Disclaimer: This article is the first part of a four-part series. This series will discuss sensitive matters pertaining to the ongoing war in Ukraine.
As the bombs began to fall on Kyiv and other major Ukrainian cities, one Kenora paramedic felt an overwhelming need to help.
The tension between Ukraine and Russia had been building for decades but it was in the early months of 2022 that the world watched as the conflict reached a boiling point. Missile and artillery attacks from the Russians began to rain down on the populations of Ukraine on February 24, 2022, as the people watched in horror.
The invasion left the world feeling hopeless as we watched lives be forever altered.
Jordan Searle, a paramedic with Ornge Air Ambulance in Kenora, was watching the situation unfold before his eyes through social media when he felt an overwhelming need to help.
“I was working a night shift here in Kenora on the air ambulance (Ornge) and we were watching the initial phases of the invasion happen – watching it live and I was just amazed that this was even happening,” he explained.
Searle, originally from Britain, had spent years of his life working in the British Military with time spent in Afghanistan before coming to Canada in 2017 to work as a tactical paramedic in the Toronto region. He has worked in Kenora on the Ornge helicopter for the past three years.
With his ample experience in conflict zones and a desire to do something, Searle contacted some of his friends from his time in the war and they began to plan their objectives.
“I got together with a couple of friends of mine [from the military] through some social media apps and pretty much everyone was in the same sort of boat. We were pretty amazed that this was all unfolding in front of us. So, we decided to get together and see what we could do to help.”
Within days of the original idea, Searle and his team had come from around the world to meet in the UK.
Searle had made contact with a connection in the UK who was instrumental in getting supplies, “an old employer of mine, a good friend that I started my ambulance career with, was now running a divisional part of the ambulance service in Bristol.

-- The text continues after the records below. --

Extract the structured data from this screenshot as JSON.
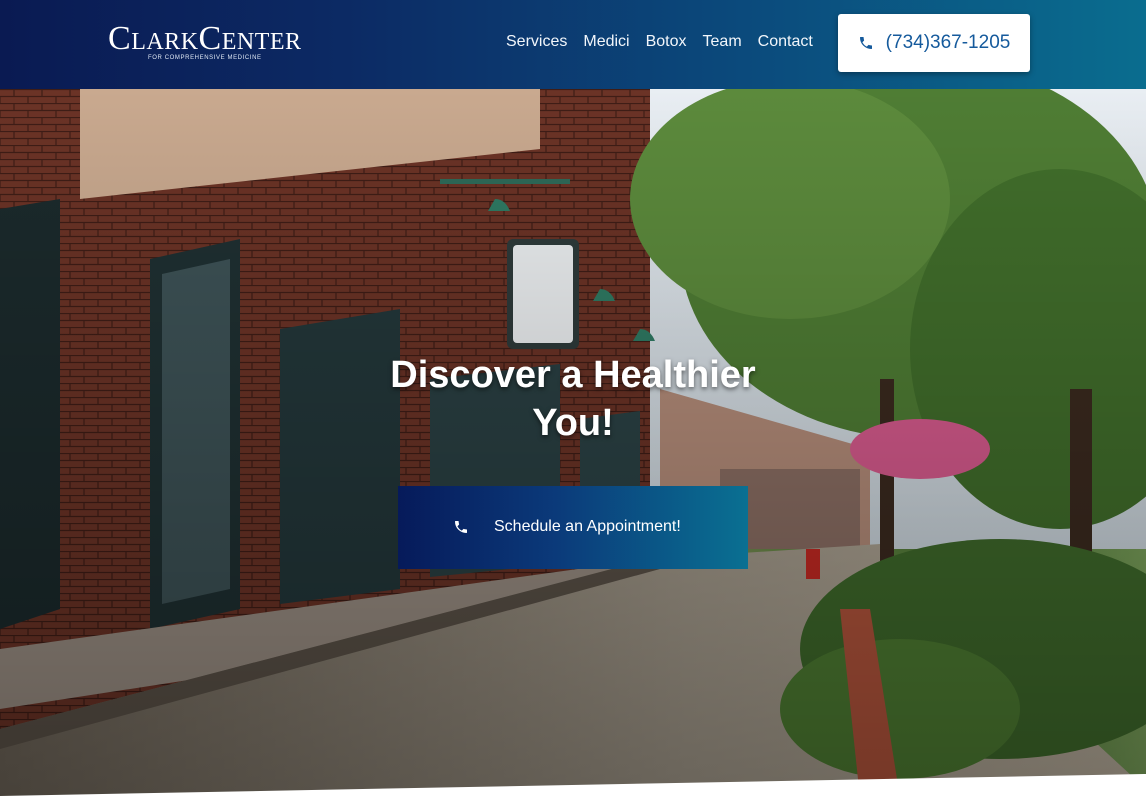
{
  "header": {
    "logo": {
      "main_a": "C",
      "main_b": "LARK",
      "main_c": "C",
      "main_d": "ENTER",
      "tagline": "FOR COMPREHENSIVE MEDICINE"
    },
    "nav": [
      {
        "label": "Services"
      },
      {
        "label": "Medici"
      },
      {
        "label": "Botox"
      },
      {
        "label": "Team"
      },
      {
        "label": "Contact"
      }
    ],
    "phone_button": {
      "label": "(734)367-1205",
      "icon": "phone-icon"
    }
  },
  "hero": {
    "title_line1": "Discover a Healthier",
    "title_line2": "You!",
    "cta": {
      "label": "Schedule an Appointment!",
      "icon": "phone-icon"
    }
  },
  "colors": {
    "header_gradient_start": "#0a1a52",
    "header_gradient_end": "#0a6d8f",
    "phone_text": "#155a9c",
    "cta_gradient_start": "#061a5a",
    "cta_gradient_end": "#0a7092"
  }
}
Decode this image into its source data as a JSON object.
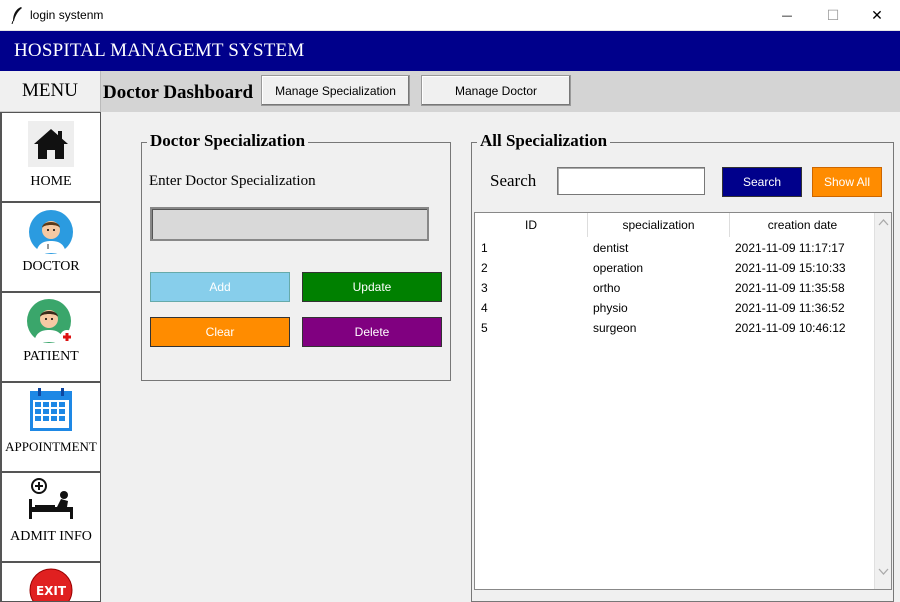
{
  "window": {
    "title": "login systenm",
    "minimize_glyph": "—",
    "maximize_glyph": "☐",
    "close_glyph": "✕"
  },
  "header": {
    "title": "HOSPITAL MANAGEMT SYSTEM",
    "bg_color": "#00008b"
  },
  "sidebar": {
    "menu_label": "MENU",
    "items": [
      {
        "label": "HOME",
        "icon": "home-icon"
      },
      {
        "label": "DOCTOR",
        "icon": "doctor-icon"
      },
      {
        "label": "PATIENT",
        "icon": "patient-icon"
      },
      {
        "label": "APPOINTMENT",
        "icon": "calendar-icon"
      },
      {
        "label": "ADMIT INFO",
        "icon": "hospital-bed-icon"
      },
      {
        "label": "EXIT",
        "icon": "exit-icon"
      }
    ]
  },
  "topbar": {
    "title": "Doctor Dashboard",
    "buttons": [
      "Manage Specialization",
      "Manage Doctor"
    ]
  },
  "specialization_form": {
    "group_title": "Doctor Specialization",
    "field_label": "Enter Doctor Specialization",
    "field_value": "",
    "buttons": {
      "add": {
        "label": "Add",
        "color": "#87ceeb"
      },
      "update": {
        "label": "Update",
        "color": "#008000"
      },
      "clear": {
        "label": "Clear",
        "color": "#ff8c00"
      },
      "delete": {
        "label": "Delete",
        "color": "#800080"
      }
    }
  },
  "all_specialization": {
    "group_title": "All Specialization",
    "search_label": "Search",
    "search_value": "",
    "search_button": {
      "label": "Search",
      "color": "#00008b"
    },
    "show_all_button": {
      "label": "Show All",
      "color": "#ff8c00"
    },
    "columns": [
      "ID",
      "specialization",
      "creation date"
    ],
    "rows": [
      {
        "id": "1",
        "specialization": "dentist",
        "date": "2021-11-09 11:17:17"
      },
      {
        "id": "2",
        "specialization": "operation",
        "date": "2021-11-09 15:10:33"
      },
      {
        "id": "3",
        "specialization": "ortho",
        "date": "2021-11-09 11:35:58"
      },
      {
        "id": "4",
        "specialization": "physio",
        "date": "2021-11-09 11:36:52"
      },
      {
        "id": "5",
        "specialization": "surgeon",
        "date": "2021-11-09 10:46:12"
      }
    ]
  }
}
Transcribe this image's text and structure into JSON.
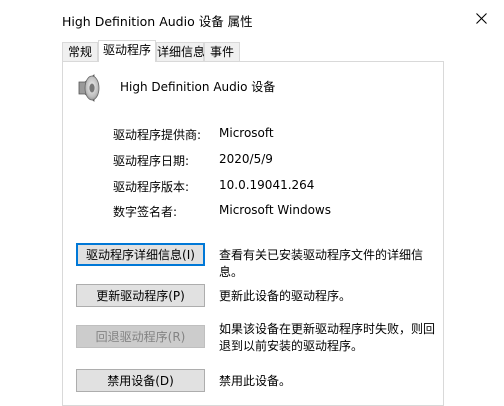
{
  "window": {
    "title": "High Definition Audio 设备 属性",
    "close_glyph": "✕"
  },
  "tabs": [
    {
      "label": "常规",
      "active": false
    },
    {
      "label": "驱动程序",
      "active": true
    },
    {
      "label": "详细信息",
      "active": false
    },
    {
      "label": "事件",
      "active": false
    }
  ],
  "device": {
    "name": "High Definition Audio 设备",
    "icon": "speaker-icon"
  },
  "info": [
    {
      "label": "驱动程序提供商:",
      "value": "Microsoft"
    },
    {
      "label": "驱动程序日期:",
      "value": "2020/5/9"
    },
    {
      "label": "驱动程序版本:",
      "value": "10.0.19041.264"
    },
    {
      "label": "数字签名者:",
      "value": "Microsoft Windows"
    }
  ],
  "buttons": [
    {
      "label": "驱动程序详细信息(I)",
      "description": "查看有关已安装驱动程序文件的详细信息。",
      "state": "focused"
    },
    {
      "label": "更新驱动程序(P)",
      "description": "更新此设备的驱动程序。",
      "state": "normal"
    },
    {
      "label": "回退驱动程序(R)",
      "description": "如果该设备在更新驱动程序时失败，则回退到以前安装的驱动程序。",
      "state": "disabled"
    },
    {
      "label": "禁用设备(D)",
      "description": "禁用此设备。",
      "state": "normal"
    }
  ],
  "colors": {
    "focus_border": "#0078d7",
    "button_face": "#e1e1e1",
    "disabled_face": "#cccccc"
  }
}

He was very helpful, he helped organize vehicles and equipment and he made sure that everything was serviced and correctly done.”
The team was also able to get in contact with a volunteer ambulance detachment that is part of Ukraine's civil defence network. The group operates to the same standards as the government-run ambulance programs and works to help sort the backlog of patients, similar to the St. Johns ambulance group in Canada. The ambulance group was able to point Searle’s team in the correct direction.
Searle and his team then prepared to head toward the conflict zone. After reaching out to multiple friends, former employers and organizations, he was able to source four donated, working, completely stocked ambulances that he, along with his friends, would be able to drive across Europe to the Ukraine-Poland border.
Once reaching the border of Ukraine, Searle said the plan was to just drop the stuff and go back home but that didn’t happen. Once they got there, the team saw absolute chaos. Non-governmental organizations (NGOs), supplies and fleeing refugees had been bottle-necked at the border.
“There were a lot of NGOs and aid charities working on the border but none of them were willing to come into the country, for obvious reasons – a lot of these charities have policies that say they are not allowed to go into an active combat zone.”
“It was incredibly infuriating to see that everything these people needed for day-to-day living and for emergency care was stuck [at the border] because the NGOs wouldn’t release it.”
“So, for me, it was very frustrating because we were not an NGO group, we were just a bunch of motivated guys that pulled a lot of strings to create a unit and [gather] resources of what they needed on the ground so that we could bring it directly to them.”
Searle did add a disclaimer that he would not recommend civilians go and do what he did because more often than not, un-trained civilians can become a hindrance if not a danger in situations like these.
Searle’s team realized that there was more to be done, that was when they were approached by the Ukrainian government who asked them to enter the Kyiv active conflict zone and help with the wounded.
Watch for part two of this story which will be released tomorrow, May 26, at 5:00 AM (CDT) or you can listen to the full interview with Jordan Searle HERE: